At this point, if Neil Gaiman writes it, I’m going to read it. He’s just that good and while “The Graveyard Book” isn’t his best novel to date, it’s still an enjoyable story and well worth the time.
It’s a dark sort of fairy tale, the kind of thing Gaiman has excelled at telling since his days working on “The Sandman.” The story follows Nobody Owens, or Bod for short. When his family is killed by the mysterious Jack, Bod escapes into a cemetary where he’s adopted by the local residents and raised there. Bod is protected from Jack, who is searching for him to complete the task of killing the entire family.
It’s this aspect of the story that is the most frustrating. The threat to Bod is brought up early and resurfaces throughout the novel at various points. We know Bod is in danger, but we’re never explicitly told why his family was targetted. In the final pages offer some hints, but Gaiman doesn’t put all the pieces together for readers to offer the satisfying conclusion the story needs or demands.
Which is a shame becuase that weakness mars what is, otherwise, a fine book.
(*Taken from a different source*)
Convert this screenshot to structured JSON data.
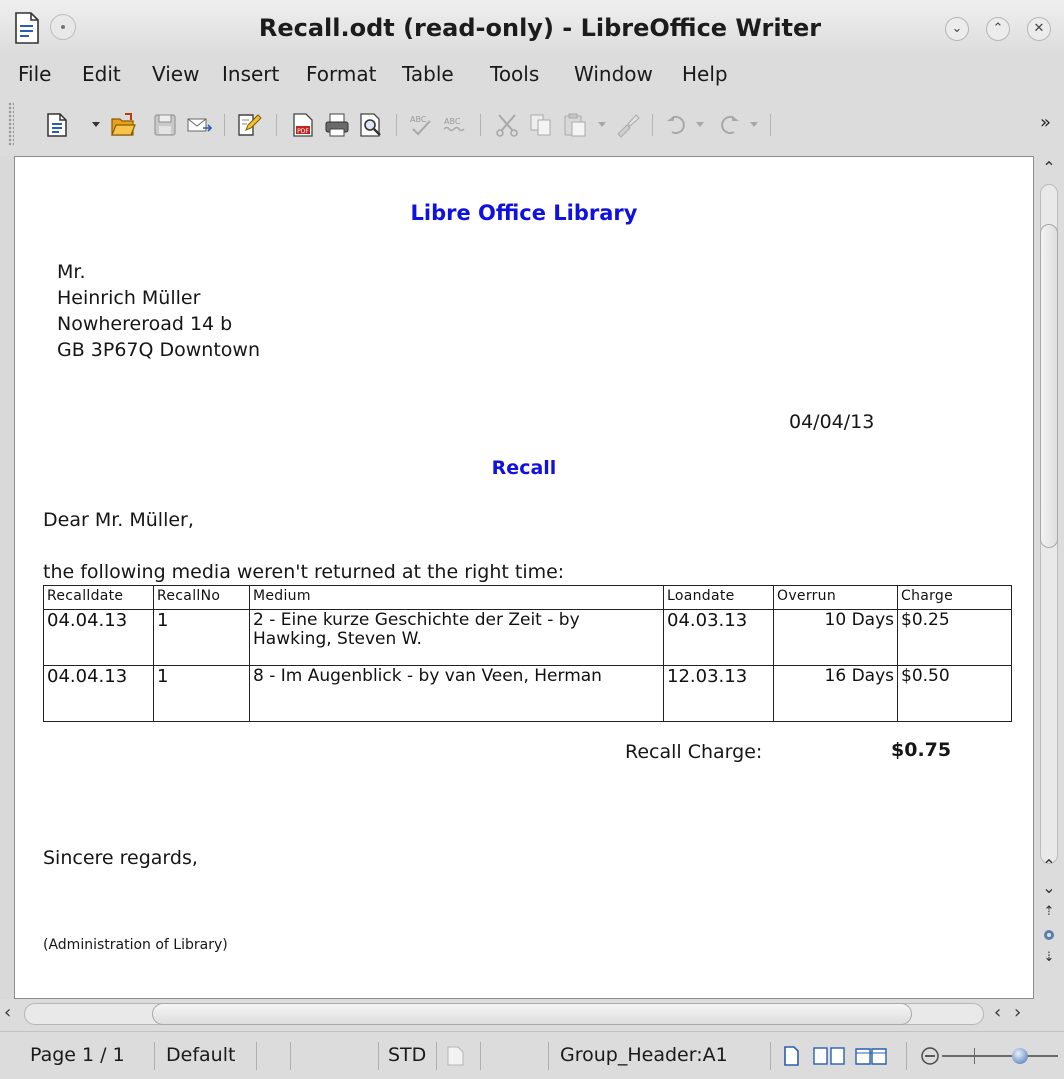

The characters who inhabit the cemetary are wonderful, memorable and what you’ve come to expect from Gaiman